── Given records ──

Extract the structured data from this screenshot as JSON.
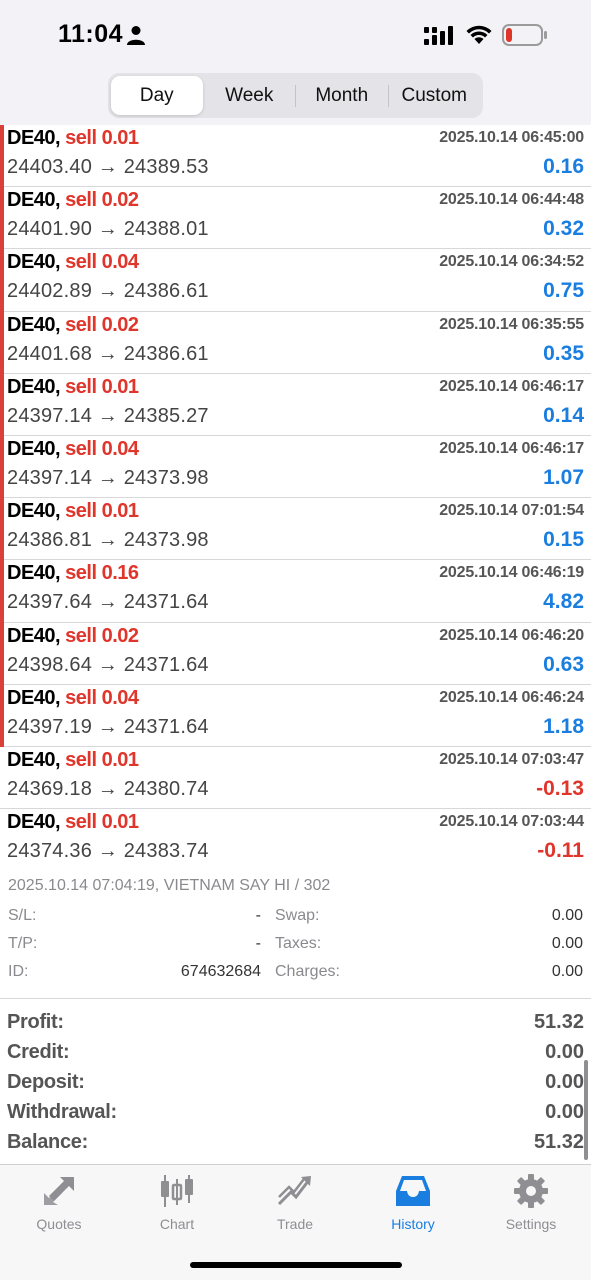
{
  "status": {
    "time": "11:04"
  },
  "periods": [
    "Day",
    "Week",
    "Month",
    "Custom"
  ],
  "active_period": "Day",
  "trades": [
    {
      "symbol": "DE40,",
      "side": "sell 0.01",
      "date": "2025.10.14 06:45:00",
      "prices": "24403.40 → 24389.53",
      "profit": "0.16",
      "sign": "pos"
    },
    {
      "symbol": "DE40,",
      "side": "sell 0.02",
      "date": "2025.10.14 06:44:48",
      "prices": "24401.90 → 24388.01",
      "profit": "0.32",
      "sign": "pos"
    },
    {
      "symbol": "DE40,",
      "side": "sell 0.04",
      "date": "2025.10.14 06:34:52",
      "prices": "24402.89 → 24386.61",
      "profit": "0.75",
      "sign": "pos"
    },
    {
      "symbol": "DE40,",
      "side": "sell 0.02",
      "date": "2025.10.14 06:35:55",
      "prices": "24401.68 → 24386.61",
      "profit": "0.35",
      "sign": "pos"
    },
    {
      "symbol": "DE40,",
      "side": "sell 0.01",
      "date": "2025.10.14 06:46:17",
      "prices": "24397.14 → 24385.27",
      "profit": "0.14",
      "sign": "pos"
    },
    {
      "symbol": "DE40,",
      "side": "sell 0.04",
      "date": "2025.10.14 06:46:17",
      "prices": "24397.14 → 24373.98",
      "profit": "1.07",
      "sign": "pos"
    },
    {
      "symbol": "DE40,",
      "side": "sell 0.01",
      "date": "2025.10.14 07:01:54",
      "prices": "24386.81 → 24373.98",
      "profit": "0.15",
      "sign": "pos"
    },
    {
      "symbol": "DE40,",
      "side": "sell 0.16",
      "date": "2025.10.14 06:46:19",
      "prices": "24397.64 → 24371.64",
      "profit": "4.82",
      "sign": "pos"
    },
    {
      "symbol": "DE40,",
      "side": "sell 0.02",
      "date": "2025.10.14 06:46:20",
      "prices": "24398.64 → 24371.64",
      "profit": "0.63",
      "sign": "pos"
    },
    {
      "symbol": "DE40,",
      "side": "sell 0.04",
      "date": "2025.10.14 06:46:24",
      "prices": "24397.19 → 24371.64",
      "profit": "1.18",
      "sign": "pos"
    },
    {
      "symbol": "DE40,",
      "side": "sell 0.01",
      "date": "2025.10.14 07:03:47",
      "prices": "24369.18 → 24380.74",
      "profit": "-0.13",
      "sign": "neg"
    },
    {
      "symbol": "DE40,",
      "side": "sell 0.01",
      "date": "2025.10.14 07:03:44",
      "prices": "24374.36 → 24383.74",
      "profit": "-0.11",
      "sign": "neg"
    }
  ],
  "details": {
    "header": "2025.10.14 07:04:19, VIETNAM SAY HI / 302",
    "sl_label": "S/L:",
    "sl_value": "-",
    "tp_label": "T/P:",
    "tp_value": "-",
    "id_label": "ID:",
    "id_value": "674632684",
    "swap_label": "Swap:",
    "swap_value": "0.00",
    "taxes_label": "Taxes:",
    "taxes_value": "0.00",
    "charges_label": "Charges:",
    "charges_value": "0.00"
  },
  "summary": [
    {
      "label": "Profit:",
      "value": "51.32"
    },
    {
      "label": "Credit:",
      "value": "0.00"
    },
    {
      "label": "Deposit:",
      "value": "0.00"
    },
    {
      "label": "Withdrawal:",
      "value": "0.00"
    },
    {
      "label": "Balance:",
      "value": "51.32"
    }
  ],
  "tabs": [
    {
      "label": "Quotes",
      "icon": "quotes-icon"
    },
    {
      "label": "Chart",
      "icon": "chart-icon"
    },
    {
      "label": "Trade",
      "icon": "trade-icon"
    },
    {
      "label": "History",
      "icon": "history-icon"
    },
    {
      "label": "Settings",
      "icon": "settings-icon"
    }
  ],
  "active_tab": "History",
  "colors": {
    "accent": "#1a7ee0",
    "sell": "#e0352b",
    "loss": "#e0352b",
    "profit": "#1a7ee0"
  }
}
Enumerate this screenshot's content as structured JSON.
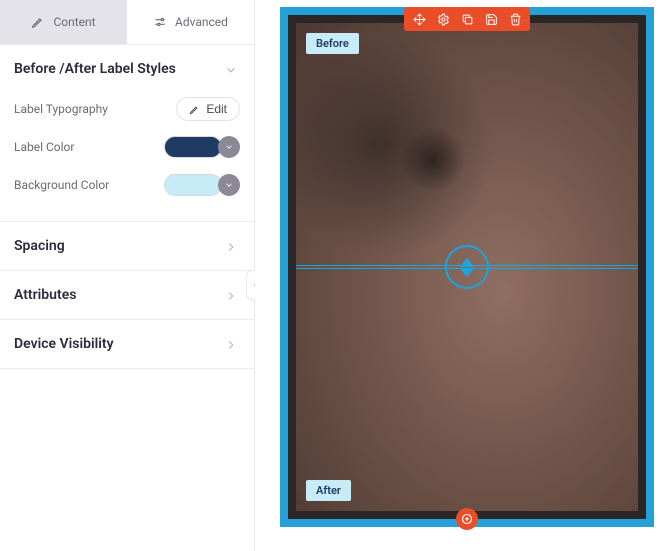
{
  "tabs": {
    "content": "Content",
    "advanced": "Advanced"
  },
  "sections": {
    "labelStyles": {
      "title": "Before /After Label Styles",
      "typography": {
        "label": "Label Typography",
        "button": "Edit"
      },
      "labelColor": {
        "label": "Label Color",
        "value": "#1f3a63"
      },
      "bgColor": {
        "label": "Background Color",
        "value": "#c7ecf8"
      }
    },
    "spacing": {
      "title": "Spacing"
    },
    "attributes": {
      "title": "Attributes"
    },
    "deviceVisibility": {
      "title": "Device Visibility"
    }
  },
  "widget": {
    "beforeLabel": "Before",
    "afterLabel": "After"
  }
}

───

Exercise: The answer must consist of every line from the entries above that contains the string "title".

Written answer:
      "title": "Before /After Label Styles",
      "title": "Spacing"
      "title": "Attributes"
      "title": "Device Visibility"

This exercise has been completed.